EXERCISE: Print the records below exactly as they appear. Omit all pictures.

Component data from apps and pages:
_____

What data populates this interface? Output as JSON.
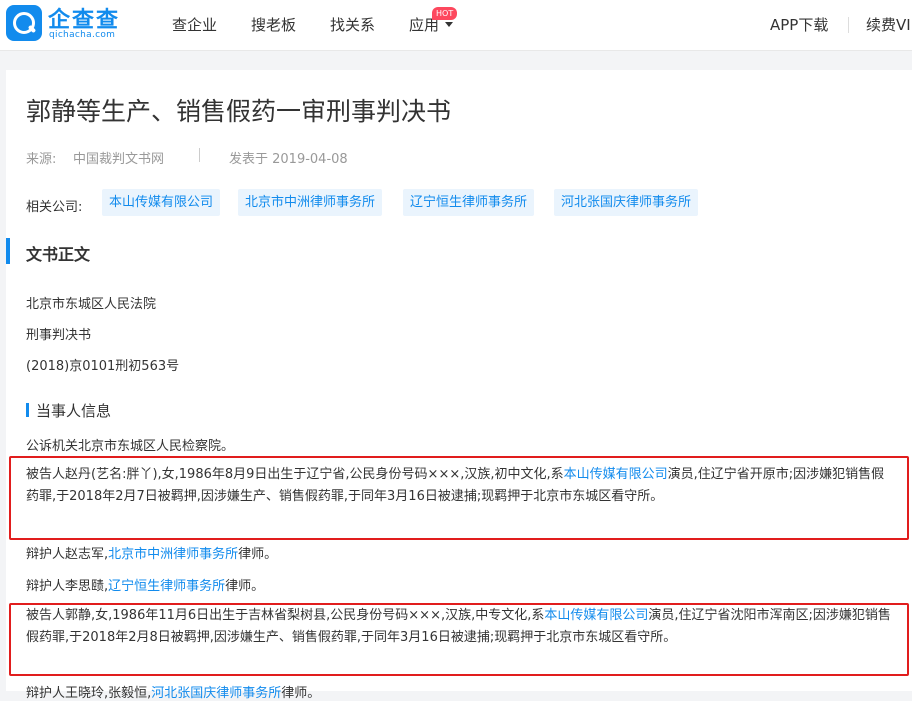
{
  "header": {
    "logo_name": "企查查",
    "logo_domain": "qichacha.com",
    "nav": [
      "查企业",
      "搜老板",
      "找关系",
      "应用"
    ],
    "hot_badge": "HOT",
    "app_download": "APP下载",
    "renew": "续费VI"
  },
  "document": {
    "title": "郭静等生产、销售假药一审刑事判决书",
    "source_label": "来源:",
    "source_value": "中国裁判文书网",
    "published": "发表于 2019-04-08",
    "related_label": "相关公司:",
    "related_companies": [
      "本山传媒有限公司",
      "北京市中洲律师事务所",
      "辽宁恒生律师事务所",
      "河北张国庆律师事务所"
    ],
    "section_title": "文书正文",
    "court": "北京市东城区人民法院",
    "doc_type": "刑事判决书",
    "case_no": "(2018)京0101刑初563号",
    "parties_title": "当事人信息",
    "prosecutor": "公诉机关北京市东城区人民检察院。",
    "defendant1": {
      "pre": "被告人赵丹(艺名:胖丫),女,1986年8月9日出生于辽宁省,公民身份号码×××,汉族,初中文化,系",
      "company": "本山传媒有限公司",
      "post": "演员,住辽宁省开原市;因涉嫌犯销售假药罪,于2018年2月7日被羁押,因涉嫌生产、销售假药罪,于同年3月16日被逮捕;现羁押于北京市东城区看守所。"
    },
    "defender1": {
      "pre": "辩护人赵志军,",
      "firm": "北京市中洲律师事务所",
      "post": "律师。"
    },
    "defender2": {
      "pre": "辩护人李思赜,",
      "firm": "辽宁恒生律师事务所",
      "post": "律师。"
    },
    "defendant2": {
      "pre": "被告人郭静,女,1986年11月6日出生于吉林省梨树县,公民身份号码×××,汉族,中专文化,系",
      "company": "本山传媒有限公司",
      "post": "演员,住辽宁省沈阳市浑南区;因涉嫌犯销售假药罪,于2018年2月8日被羁押,因涉嫌生产、销售假药罪,于同年3月16日被逮捕;现羁押于北京市东城区看守所。"
    },
    "defender3": {
      "pre": "辩护人王晓玲,张毅恒,",
      "firm": "河北张国庆律师事务所",
      "post": "律师。"
    }
  },
  "colors": {
    "brand": "#128bed",
    "highlight_box": "#e11d1d",
    "hot": "#fd485e"
  }
}
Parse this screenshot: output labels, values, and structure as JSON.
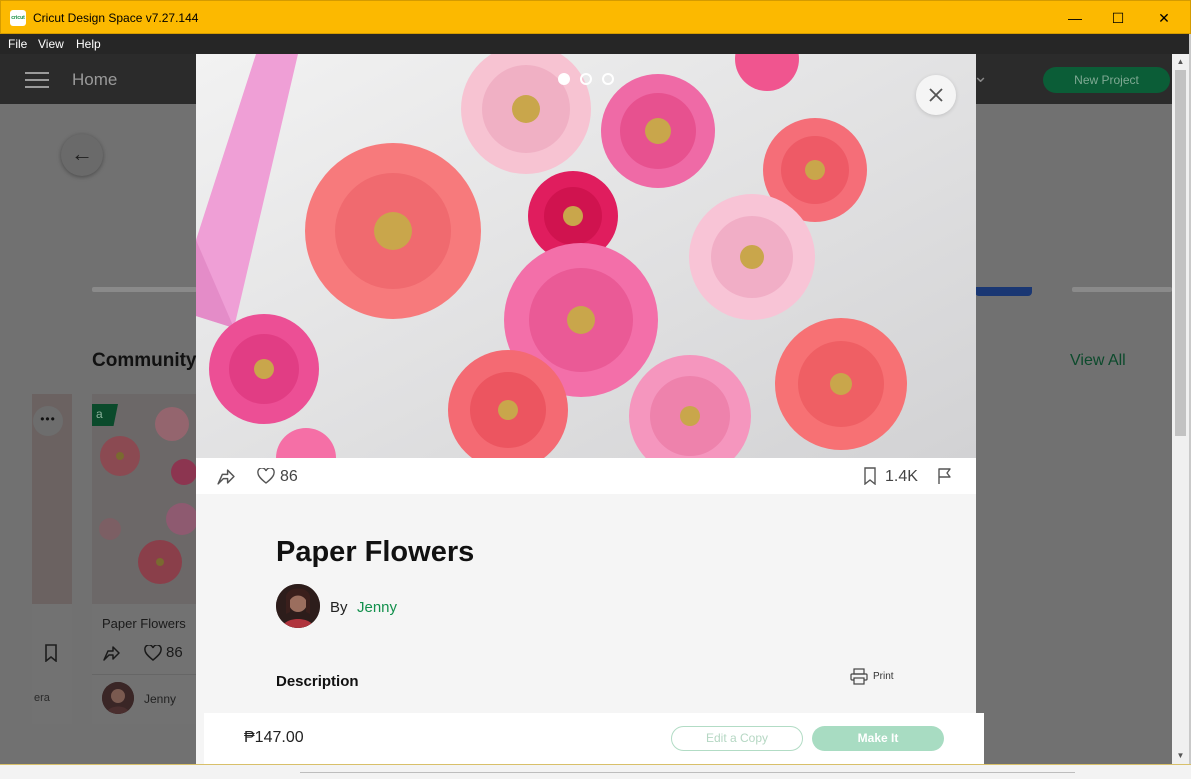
{
  "window": {
    "title": "Cricut Design Space  v7.27.144",
    "app_icon_text": "cricut",
    "controls": {
      "minimize": "—",
      "maximize": "☐",
      "close": "✕"
    }
  },
  "menu": {
    "file": "File",
    "view": "View",
    "help": "Help"
  },
  "header": {
    "home": "Home",
    "new_project": "New Project"
  },
  "background": {
    "back_arrow": "←",
    "community_title": "Community",
    "view_all": "View All",
    "left_card": {
      "author_fragment": "era",
      "more": "•••"
    },
    "main_card": {
      "badge": "a",
      "title": "Paper Flowers",
      "likes": "86",
      "author": "Jenny"
    }
  },
  "modal": {
    "likes": "86",
    "saves": "1.4K",
    "title": "Paper Flowers",
    "by": "By",
    "author": "Jenny",
    "description_label": "Description",
    "print_label": "Print",
    "price": "₱147.00",
    "edit_copy": "Edit a Copy",
    "make_it": "Make It",
    "carousel": {
      "count": 3,
      "active": 1
    }
  },
  "colors": {
    "title_bar": "#fcb900",
    "brand_green": "#12904c",
    "make_it_button": "#a8dcc2",
    "overlay": "#717171"
  },
  "icons": {
    "share": "share-icon",
    "like": "heart-icon",
    "bookmark": "bookmark-icon",
    "flag": "flag-icon",
    "close": "close-icon",
    "print": "printer-icon",
    "menu": "hamburger-icon"
  }
}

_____

RESPONSE BELOW:
What data populates this interface? Output as JSON.
{
  "header": {
    "logo_name": "企查查",
    "logo_domain": "qichacha.com",
    "nav": [
      "查企业",
      "搜老板",
      "找关系",
      "应用"
    ],
    "hot_badge": "HOT",
    "app_download": "APP下载",
    "renew": "续费VI"
  },
  "document": {
    "title": "郭静等生产、销售假药一审刑事判决书",
    "source_label": "来源:",
    "source_value": "中国裁判文书网",
    "published": "发表于 2019-04-08",
    "related_label": "相关公司:",
    "related_companies": [
      "本山传媒有限公司",
      "北京市中洲律师事务所",
      "辽宁恒生律师事务所",
      "河北张国庆律师事务所"
    ],
    "section_title": "文书正文",
    "court": "北京市东城区人民法院",
    "doc_type": "刑事判决书",
    "case_no": "(2018)京0101刑初563号",
    "parties_title": "当事人信息",
    "prosecutor": "公诉机关北京市东城区人民检察院。",
    "defendant1": {
      "pre": "被告人赵丹(艺名:胖丫),女,1986年8月9日出生于辽宁省,公民身份号码×××,汉族,初中文化,系",
      "company": "本山传媒有限公司",
      "post": "演员,住辽宁省开原市;因涉嫌犯销售假药罪,于2018年2月7日被羁押,因涉嫌生产、销售假药罪,于同年3月16日被逮捕;现羁押于北京市东城区看守所。"
    },
    "defender1": {
      "pre": "辩护人赵志军,",
      "firm": "北京市中洲律师事务所",
      "post": "律师。"
    },
    "defender2": {
      "pre": "辩护人李思赜,",
      "firm": "辽宁恒生律师事务所",
      "post": "律师。"
    },
    "defendant2": {
      "pre": "被告人郭静,女,1986年11月6日出生于吉林省梨树县,公民身份号码×××,汉族,中专文化,系",
      "company": "本山传媒有限公司",
      "post": "演员,住辽宁省沈阳市浑南区;因涉嫌犯销售假药罪,于2018年2月8日被羁押,因涉嫌生产、销售假药罪,于同年3月16日被逮捕;现羁押于北京市东城区看守所。"
    },
    "defender3": {
      "pre": "辩护人王晓玲,张毅恒,",
      "firm": "河北张国庆律师事务所",
      "post": "律师。"
    }
  },
  "colors": {
    "brand": "#128bed",
    "highlight_box": "#e11d1d",
    "hot": "#fd485e"
  }
}
Parse this screenshot: output labels, values, and structure as JSON.
{
  "window": {
    "title": "Cricut Design Space  v7.27.144",
    "app_icon_text": "cricut",
    "controls": {
      "minimize": "—",
      "maximize": "☐",
      "close": "✕"
    }
  },
  "menu": {
    "file": "File",
    "view": "View",
    "help": "Help"
  },
  "header": {
    "home": "Home",
    "new_project": "New Project"
  },
  "background": {
    "back_arrow": "←",
    "community_title": "Community",
    "view_all": "View All",
    "left_card": {
      "author_fragment": "era",
      "more": "•••"
    },
    "main_card": {
      "badge": "a",
      "title": "Paper Flowers",
      "likes": "86",
      "author": "Jenny"
    }
  },
  "modal": {
    "likes": "86",
    "saves": "1.4K",
    "title": "Paper Flowers",
    "by": "By",
    "author": "Jenny",
    "description_label": "Description",
    "print_label": "Print",
    "price": "₱147.00",
    "edit_copy": "Edit a Copy",
    "make_it": "Make It",
    "carousel": {
      "count": 3,
      "active": 1
    }
  },
  "colors": {
    "title_bar": "#fcb900",
    "brand_green": "#12904c",
    "make_it_button": "#a8dcc2",
    "overlay": "#717171"
  },
  "icons": {
    "share": "share-icon",
    "like": "heart-icon",
    "bookmark": "bookmark-icon",
    "flag": "flag-icon",
    "close": "close-icon",
    "print": "printer-icon",
    "menu": "hamburger-icon"
  }
}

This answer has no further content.